Fog server help me undertake a isolated setup
ally_uk last edited by
I failed miserably in the past to setup For server. So I am attempting with the help of the gods on this group to attempt to try it again.
The setup I wish to get up and running is a isolated setup.
Literally I am going to use a computer with one network card. I wanted to initially setup up the fog side of things and then pull the plug to the main network and hook it up directly to a isolated switch.
Would this work?
Or do I need some fancy two network card setup with the second card being on a different subnet?
The whole point of getting the setup isolated is because we have a main DHCP server and a PXE server already on the main subnet of the network.
Lastly what base distro should I use?
Ok guys thank you for help, I hope to document all my attempts to get this working so I can then give something back to the community.
I am not a networking ninja go easy on me I’m ok I’m the terminal though 😂
@ally_uk You can do it with a single network card, just be aware there are a few more steps than standard.
As for your question about dhcp server, you must pick Y to install the proper proper programs. There will be a small risk of dhcp confusion while you are installing fog this way so as soon as FOG is installed unplug the fog server from the business network and plug it into your imaging network.
I started writing these instructions for centos 7, then I realized if you are not familiar with linux the instructions may be pretty daunting. Here is a different guide: https://wiki.fogproject.org/wiki/index.php?title=Installation As much as it pains me to say this, probably ubuntu or fedora would be a better choice if you are a gui based user. The link above is the basic installation jumping off point for a number of operating systems.
Once fog is installed and your fog server is in the imaging network. You will need to first change the fog server IP address to one consistent with the imaging address. For this example I’ll use 192.168.101.x/24. So for the fog server we will use 192.168.101.1 for the fog server.
- Update the fog server IP address then reboot.
- Edit the FOG IP address in
- Edit the FOG IP server and subnet range in for the isc-dhcp server. The file will look similar to this one: https://wiki.fogproject.org/wiki/index.php?title=BIOS_and_UEFI_Co-Existence#Example_1
- Now off to the FOG webgui. You need to update the IP address in 2 places in the FOG configuration page and then for the IP address in the storage node configuration.
I can tell you finding a second interface will save you quite a bit of pain, even a usb ethernet network adapter will work.
ally_uk last edited by
Hi there, thank you for the input I am having difficulty locating a second network card. Can I strictly just use one network card? install fog and then disconnect it from the main network and plug the connection directly into a isolated switch?

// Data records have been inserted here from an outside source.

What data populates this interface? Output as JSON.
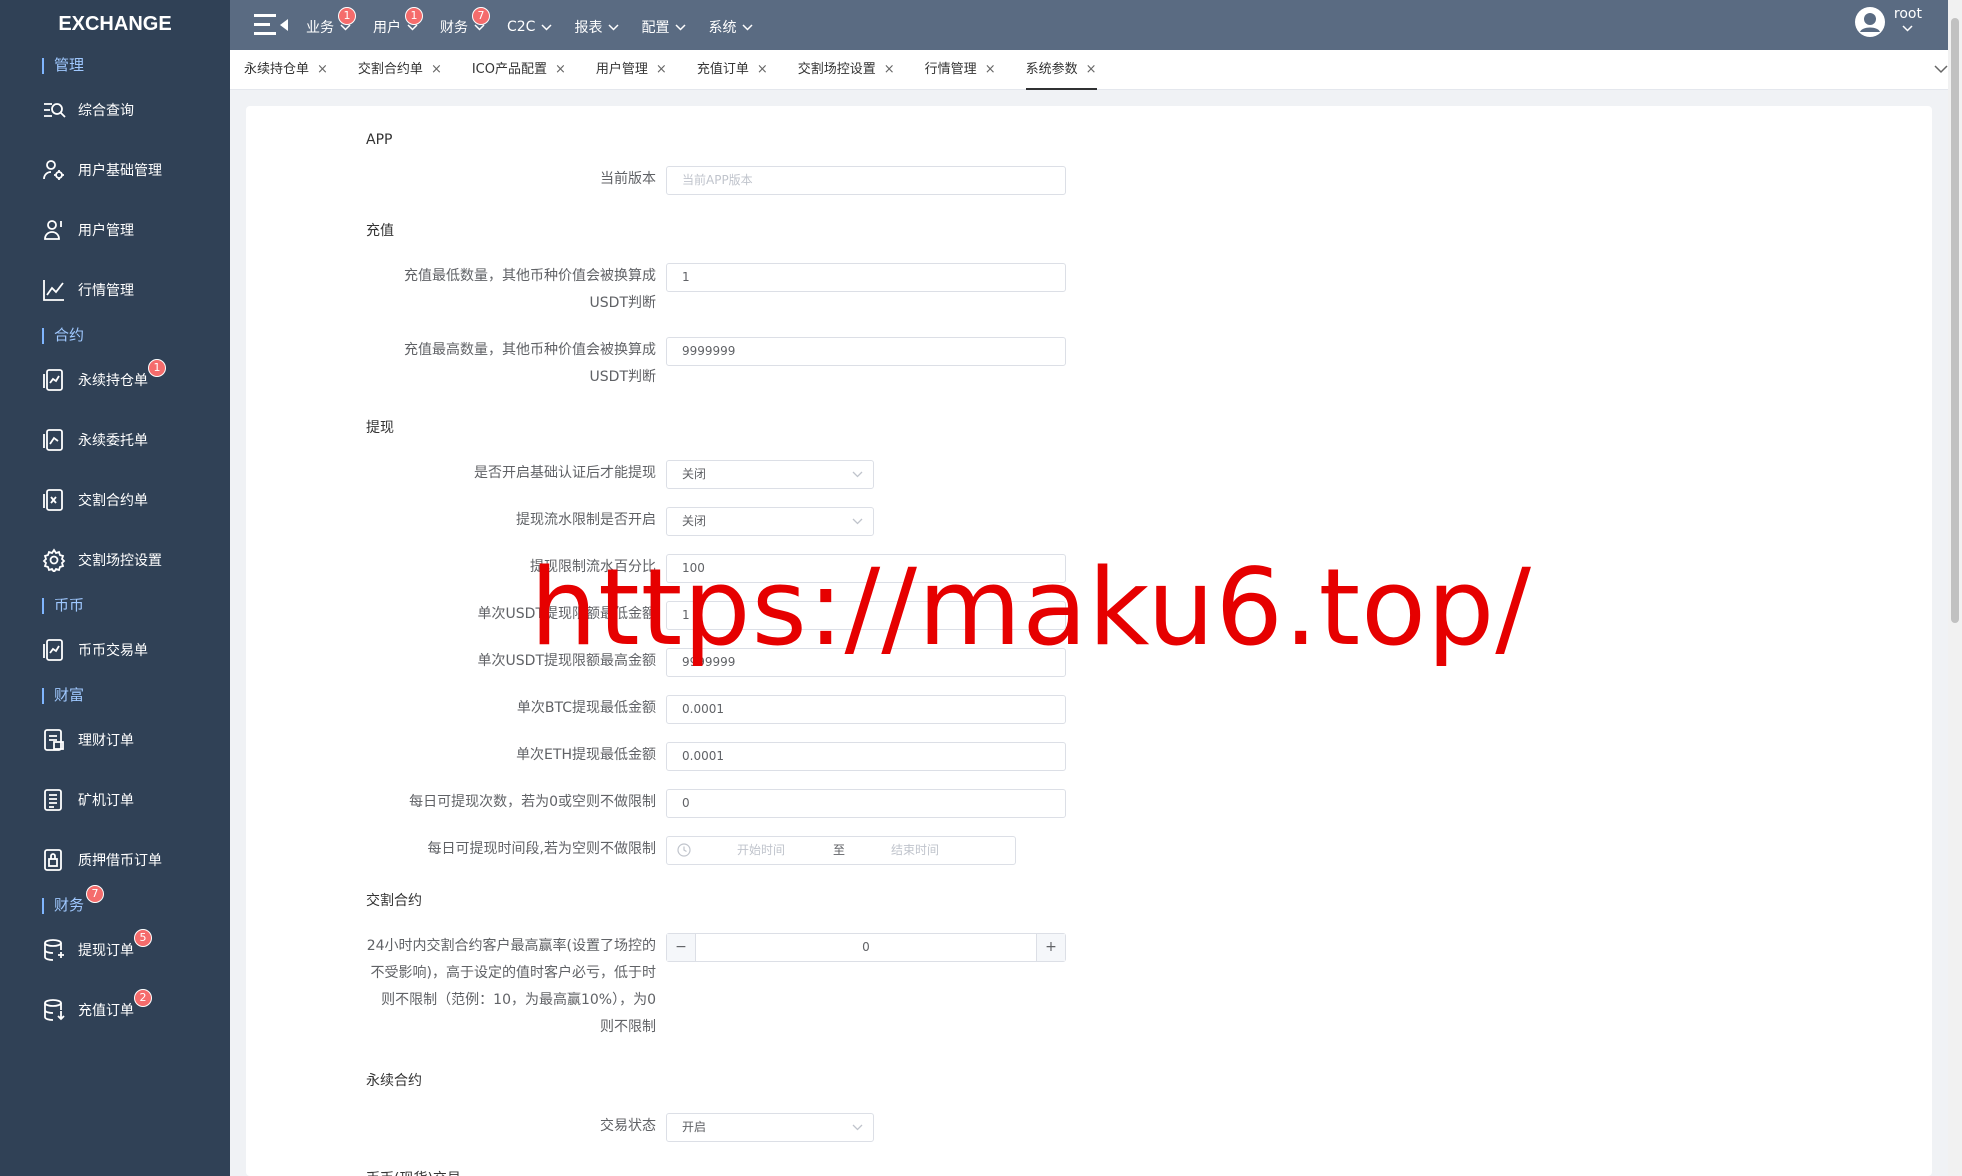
{
  "app": {
    "logo": "EXCHANGE"
  },
  "sidebar": {
    "sections": [
      {
        "label": "管理",
        "items": [
          {
            "label": "综合查询",
            "icon": "search-list-icon"
          },
          {
            "label": "用户基础管理",
            "icon": "user-gear-icon"
          },
          {
            "label": "用户管理",
            "icon": "user-icon"
          },
          {
            "label": "行情管理",
            "icon": "chart-line-icon"
          }
        ]
      },
      {
        "label": "合约",
        "items": [
          {
            "label": "永续持仓单",
            "icon": "doc-chart-icon",
            "badge": "1"
          },
          {
            "label": "永续委托单",
            "icon": "doc-chart-icon"
          },
          {
            "label": "交割合约单",
            "icon": "doc-chart-icon"
          },
          {
            "label": "交割场控设置",
            "icon": "gear-icon"
          }
        ]
      },
      {
        "label": "币币",
        "items": [
          {
            "label": "币币交易单",
            "icon": "doc-chart-icon"
          }
        ]
      },
      {
        "label": "财富",
        "items": [
          {
            "label": "理财订单",
            "icon": "doc-icon"
          },
          {
            "label": "矿机订单",
            "icon": "list-icon"
          },
          {
            "label": "质押借币订单",
            "icon": "doc-lock-icon"
          }
        ]
      },
      {
        "label": "财务",
        "badge": "7",
        "items": [
          {
            "label": "提现订单",
            "icon": "database-icon",
            "badge": "5"
          },
          {
            "label": "充值订单",
            "icon": "database-icon",
            "badge": "2"
          }
        ]
      }
    ]
  },
  "topbar": {
    "menus": [
      {
        "label": "业务",
        "badge": "1"
      },
      {
        "label": "用户",
        "badge": "1"
      },
      {
        "label": "财务",
        "badge": "7"
      },
      {
        "label": "C2C"
      },
      {
        "label": "报表"
      },
      {
        "label": "配置"
      },
      {
        "label": "系统"
      }
    ],
    "user": "root"
  },
  "tabs": [
    {
      "label": "永续持仓单"
    },
    {
      "label": "交割合约单"
    },
    {
      "label": "ICO产品配置"
    },
    {
      "label": "用户管理"
    },
    {
      "label": "充值订单"
    },
    {
      "label": "交割场控设置"
    },
    {
      "label": "行情管理"
    },
    {
      "label": "系统参数",
      "active": true
    }
  ],
  "form": {
    "app": {
      "title": "APP",
      "version_label": "当前版本",
      "version_placeholder": "当前APP版本"
    },
    "recharge": {
      "title": "充值",
      "min_label_1": "充值最低数量，其他币种价值会被换算成",
      "min_label_2": "USDT判断",
      "min_value": "1",
      "max_label_1": "充值最高数量，其他币种价值会被换算成",
      "max_label_2": "USDT判断",
      "max_value": "9999999"
    },
    "withdraw": {
      "title": "提现",
      "basic_auth_label": "是否开启基础认证后才能提现",
      "basic_auth_value": "关闭",
      "flow_limit_label": "提现流水限制是否开启",
      "flow_limit_value": "关闭",
      "flow_pct_label": "提现限制流水百分比",
      "flow_pct_value": "100",
      "usdt_min_label": "单次USDT提现限额最低金额",
      "usdt_min_value": "1",
      "usdt_max_label": "单次USDT提现限额最高金额",
      "usdt_max_value": "9999999",
      "btc_min_label": "单次BTC提现最低金额",
      "btc_min_value": "0.0001",
      "eth_min_label": "单次ETH提现最低金额",
      "eth_min_value": "0.0001",
      "daily_count_label": "每日可提现次数，若为0或空则不做限制",
      "daily_count_value": "0",
      "time_label": "每日可提现时间段,若为空则不做限制",
      "time_start": "开始时间",
      "time_sep": "至",
      "time_end": "结束时间"
    },
    "delivery": {
      "title": "交割合约",
      "winrate_l1": "24小时内交割合约客户最高赢率(设置了场控的",
      "winrate_l2": "不受影响)，高于设定的值时客户必亏，低于时",
      "winrate_l3": "则不限制（范例：10，为最高赢10%），为0",
      "winrate_l4": "则不限制",
      "winrate_value": "0",
      "minus": "−",
      "plus": "+"
    },
    "perpetual": {
      "title": "永续合约",
      "status_label": "交易状态",
      "status_value": "开启"
    },
    "spot": {
      "title": "币币(现货)交易"
    }
  },
  "watermark": "https://maku6.top/"
}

I am going to be using Centos 7 as the host distro do you have a link to installation steps? more importantly during the install process recgarding DHCP do I set the fog server to yes or no? I am confused as I want this machine to be isolated and not interfere with the current DHCP server on the network.
Many thanks for guidance I appreciate the hand holding this is all new to me.
If you can add a second network adapter to that fog server, even temporarily we can get you setup in about 30 minutes. The rub/trick is that you must have the fog server connected to the internet during installation of FOG. Once the install is done then the second network adapter is not needed. But a few people will leave that network adapter in place so they can manage the FOG server from the business network. All imaging is done via the isolated imaging network adapter. The other rule that needs to be observed is that the FOG server needs to be at its forever IP address before you install FOG. Changing the FOG server’s IP address post install can be done but its MUCH easier to not change the imaging network’s IP address.
As for the OS many of the main stream distros are supported. I personally like Centos/RHEL, but Debian is also a good choice too. Ubuntu will work but they often change things in ubuntu that breaks fog unexpectedly.